Cougars, bears and wolves, oh my! Thanks to storybook tales like The Wizard of Oz and Little Red Riding Hood, the public has been taught to fear predators that have historically been a natural part of our local ecosystem. And while the frequency of lone cougar, bear and wolf sightings in northern Illinois has increased over the past few years, the public shouldn’t panic or overreact. Animals do not know they have a tendency to scare us, and there are many reasons as to why they are appearing in our neighborhoods.
In response to public reports of sporadic cougar, wolf and even black bear sightings in northern Illinois, University of Illinois Extension invites the public to attend an educational program titled “Large Predators Return.” Extension Educator Peggy Doty will be the featured presenter and will focus on top predators, their habitat requirements, and the complex behavior that plays a role in their limited return to our area.
“Before we settled this area in the early 1800s, these animals lived here,” she said. “Our cultural advancements and landscape changes have escorted many of these animals away from what used to be their native habitat. These animals aren’t planning a covert return and takeover of our communities, they are simply trying to adjust to the continual changes in their environment, which can lead them in our direction.”

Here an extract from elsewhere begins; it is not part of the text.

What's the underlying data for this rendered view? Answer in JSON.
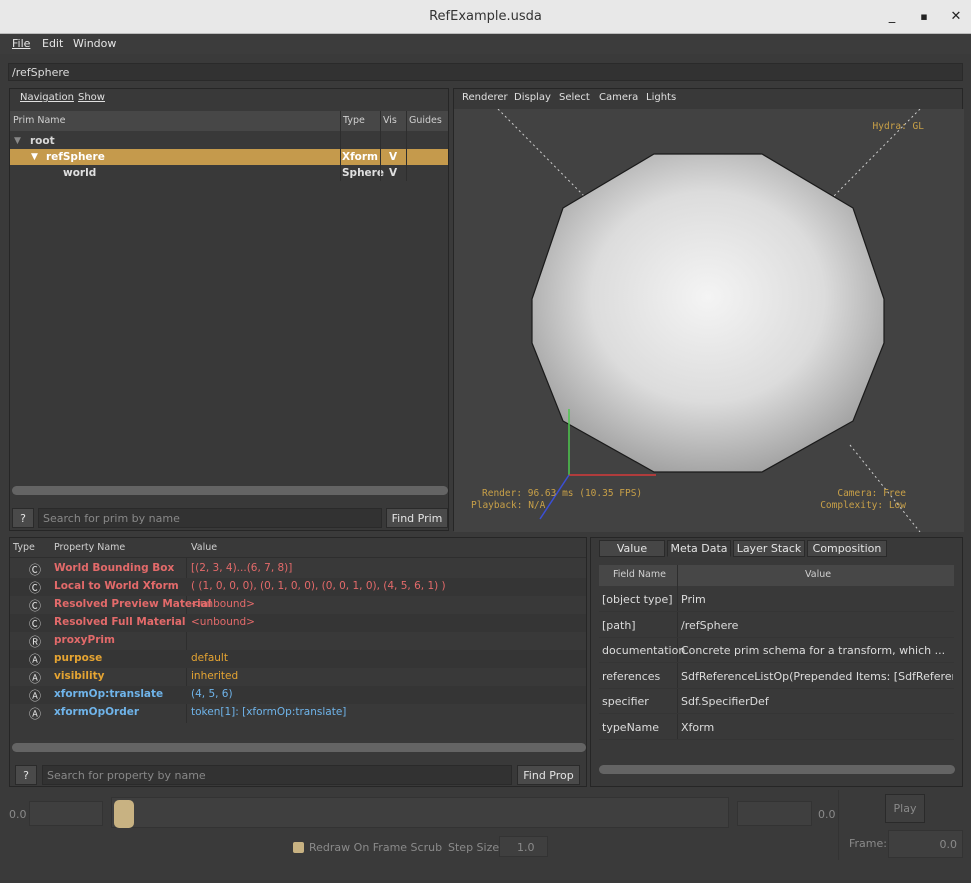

“Large Predators Return” will be from 6 to 7 p.m., May 27, at Atwood Center, 2685 New Milford Center Road, Rockford. To register, visit web.extension.illinois.edu/jsw or call (815) 986-4357. There is a $5 fee to attend.
From the May 14-20, 2014, issue